I drove a pick-up truck through unfamiliar territory and I was impressed.
As a petite woman, any kind of vehicle bigger than a large SUV would intimidate me. It doesn’t matter that it would allow me to see most of the road. There would simply be too much vehicle and not enough me to go around – and that can be all sorts of overwhelming. It was no different when we were told that the car that we would be putting to the test at the Mitsubishi Motors Okazaki Plant was the all-new Mitsubishi Triton.
God forbid that I would admit how nervous I was. Nevermind that we were in the beautiful, scenic outskirts of Nagoya, Japan. Not only were we driving trucks that I needed both hands to climb into, it was also a Japan-spec model (read: right-hand drive) and we were taking it through specific road conditions that were designed to push the limits of this vehicle.
You had to hand it to Mitsubishi. In true meticulous Japanese fashion, the test drive program was as extensive and detail-oriented as you would expect and unlike any that we have experienced here in the Philippines. In order to challenge the capabilities of the all-new Mitsubishi Triton, there were three parts that were laid out during the half-day affair.
The first route was what I would call, “the starter pack.” In a convoy of three Tritons, we were taken through a dirt-road path that was designed to be a combination of flat ground and slightly uneven terrain. Coincidentally tailored to our local experience, the path accurately resembled the feel of driving through Philippine streets. We went over unexpected roadblocks, both shallow and deep potholes, unevenness that was not supposed to be there, sudden turns, and general unsatisfactory road conditions.
The second level put us in the passenger seat as Mitsubishi engineers drove each of us through an off-road trail, created to demonstrate the ability of the Triton to take on some of the most challenging terrain in Asia.
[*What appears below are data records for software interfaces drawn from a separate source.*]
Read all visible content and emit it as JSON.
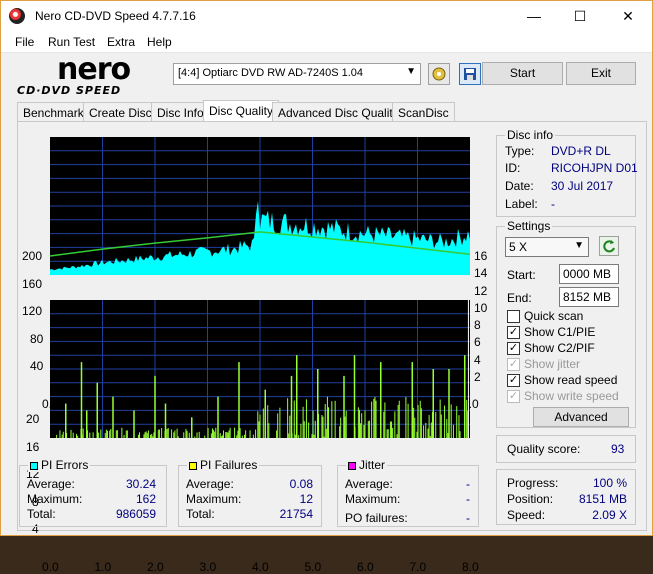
{
  "window": {
    "title": "Nero CD-DVD Speed 4.7.7.16",
    "minimize": "—",
    "maximize": "☐",
    "close": "✕"
  },
  "menu": [
    "File",
    "Run Test",
    "Extra",
    "Help"
  ],
  "logo": {
    "nero": "nero",
    "sub": "CD·DVD SPEED"
  },
  "drive": {
    "selected": "[4:4]  Optiarc DVD RW AD-7240S 1.04"
  },
  "buttons": {
    "start": "Start",
    "exit": "Exit",
    "advanced": "Advanced"
  },
  "tabs": [
    "Benchmark",
    "Create Disc",
    "Disc Info",
    "Disc Quality",
    "Advanced Disc Quality",
    "ScanDisc"
  ],
  "active_tab": "Disc Quality",
  "disc_info": {
    "title": "Disc info",
    "type_label": "Type:",
    "type": "DVD+R DL",
    "id_label": "ID:",
    "id": "RICOHJPN D01",
    "date_label": "Date:",
    "date": "30 Jul 2017",
    "label_label": "Label:",
    "label": "-"
  },
  "settings": {
    "title": "Settings",
    "speed": "5 X",
    "start_label": "Start:",
    "start": "0000 MB",
    "end_label": "End:",
    "end": "8152 MB",
    "quick_scan": "Quick scan",
    "show_c1": "Show C1/PIE",
    "show_c2": "Show C2/PIF",
    "show_jitter": "Show jitter",
    "show_read": "Show read speed",
    "show_write": "Show write speed"
  },
  "quality": {
    "label": "Quality score:",
    "value": "93"
  },
  "progress": {
    "progress_label": "Progress:",
    "progress": "100 %",
    "position_label": "Position:",
    "position": "8151 MB",
    "speed_label": "Speed:",
    "speed": "2.09 X"
  },
  "pi_errors": {
    "title": "PI Errors",
    "avg_label": "Average:",
    "avg": "30.24",
    "max_label": "Maximum:",
    "max": "162",
    "total_label": "Total:",
    "total": "986059",
    "color": "#00ffff"
  },
  "pi_failures": {
    "title": "PI Failures",
    "avg_label": "Average:",
    "avg": "0.08",
    "max_label": "Maximum:",
    "max": "12",
    "total_label": "Total:",
    "total": "21754",
    "color": "#ffff00"
  },
  "jitter": {
    "title": "Jitter",
    "avg_label": "Average:",
    "avg": "-",
    "max_label": "Maximum:",
    "max": "-",
    "po_label": "PO failures:",
    "po": "-",
    "color": "#ff00ff"
  },
  "chart_data": [
    {
      "type": "area",
      "x_ticks": [
        "0.0",
        "1.0",
        "2.0",
        "3.0",
        "4.0",
        "5.0",
        "6.0",
        "7.0",
        "8.0"
      ],
      "y_ticks_left": [
        "200",
        "160",
        "120",
        "80",
        "40"
      ],
      "y_ticks_right": [
        "16",
        "14",
        "12",
        "10",
        "8",
        "6",
        "4",
        "2"
      ],
      "xlim": [
        0,
        8
      ],
      "ylim": [
        0,
        200
      ],
      "y2lim": [
        0,
        16
      ],
      "series": [
        {
          "values_x": [
            0.0,
            0.5,
            1.0,
            1.5,
            2.0,
            2.5,
            3.0,
            3.5,
            3.9,
            3.95,
            4.0,
            4.5,
            5.0,
            5.5,
            6.0,
            6.5,
            7.0,
            7.5,
            8.0
          ],
          "values": [
            8,
            12,
            18,
            22,
            26,
            30,
            34,
            38,
            45,
            160,
            80,
            75,
            72,
            66,
            60,
            56,
            52,
            48,
            60
          ],
          "color": "#00ffff"
        },
        {
          "values_x": [
            0.0,
            1.0,
            2.0,
            3.0,
            4.0,
            5.0,
            6.0,
            7.0,
            8.0
          ],
          "values": [
            2.2,
            3.0,
            3.7,
            4.3,
            5.0,
            4.4,
            3.8,
            3.1,
            2.4
          ],
          "color": "#33cc33"
        }
      ]
    },
    {
      "type": "bar",
      "x_ticks": [
        "0.0",
        "1.0",
        "2.0",
        "3.0",
        "4.0",
        "5.0",
        "6.0",
        "7.0",
        "8.0"
      ],
      "y_ticks_left": [
        "20",
        "16",
        "12",
        "8",
        "4"
      ],
      "xlim": [
        0,
        8
      ],
      "ylim": [
        0,
        20
      ],
      "series": [
        {
          "values_x": [
            0.3,
            0.6,
            0.7,
            0.9,
            1.2,
            1.6,
            2.0,
            2.2,
            2.7,
            3.2,
            3.6,
            4.1,
            4.6,
            4.7,
            5.1,
            5.6,
            5.8,
            6.3,
            6.9,
            7.3,
            7.6,
            7.9
          ],
          "values": [
            5,
            11,
            4,
            8,
            6,
            4,
            9,
            5,
            3,
            6,
            11,
            7,
            9,
            12,
            10,
            9,
            12,
            11,
            11,
            10,
            10,
            12
          ],
          "color": "#99ff33"
        }
      ]
    }
  ]
}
This was in a bid to show how the Triton can be the next big thing for the growing 4×4 market here in the Philippines, not only in terms of what you do to set it up as a rig, but largely in terms of its superior performance and off-road suspension.
Lastly, we were treated to on-track driving to showcase the Triton’s performance through a banked inclined turn. This portion of the program gave us a chance to test the maneuvering capability of the truck and how it responds to speed, cornering, and controlled handling. An additional demonstration was a 45-degree inclined ramp that tested how the Triton can maintain stability while in a hanging position.
Through each of the trails, the all-new Triton proved how worthy it is to be the next big thing in pick-up trucks. According to Mitsubishi, the Triton is engineered primarily to be functional, with a longer wheelbase than its predecessor that slightly favors the front-end chassis. Running on a new 2.4-liter clean diesel engine mated to a 6-speed automatic transmission, it features a redesigned suspension upgrade, using a lightweight leaf springs has a longer suspension rebound. This dramatically improved the level of riding comfort, especially when tested through bumpy conditions, which is the common scenario for the Philippines — on or off road.
The new generation Triton is also packed with driving tech that allows you to customize the driving modes, according to your needs. Mitsubishi’s Super Select 4WD-II has 4 modes (2H rear-wheel, 4H full-time 4WD, 4HLc locked center differential, and 4LLc locked center differential on lower gears) and seven — yes, seven — selectable drive modes. Normally, Philippine-spec vehicles would come with at least 3 modes: Normal, Sport, and Eco. The Triton has included Gravel, Snow, Mud, Sand, and Rock — all available in 4WD mode.
These customizable features allow the Triton to adjust smoothly to the driving conditions that the truck is entering into. This was demonstrated thoroughly when we were taken through the off-road trail, where the Triton was required to climb through man-made sand dunes and gravel hills that mimicked actual desert conditions.
The key feature that stood out, however, was the presence of the Active Yaw Control, which is a type of brake control that improved the response of the truck when cornering and approaching sudden turns. The Mitsubishi test drive trail was entirely unfamiliar to us and there was little time to anticipate the next roadblock. Add to that, the longer, heavier structures of trucks usually mean that there is a wider turning radius that can become uncontrollable at unexpected corners.
With the Active Yaw Control, the truck instantly adjusted to these conditions, where it even felt like it was slightly pulling back and applying extra brake force to maintain stability and grip. Coupled with steady handling and maneuverability, it felt incredibly controlled, regardless of the environment. The most impressive was how stable and smooth the truck was, even on a banked turning track at speed and when stopped at a 45-degree hang.
The all-new Mitsubishi Triton is one impressive pick-up truck that the Philippines should look forward to. From a first drive perspective, it goes beyond the usual truck performance, incorporating the kind of driver and rider comfort and styling that is developed for SUVs and passenger cars. Engineered for the real world, expect the extraordinary when the Triton officially becomes available this coming January 2024.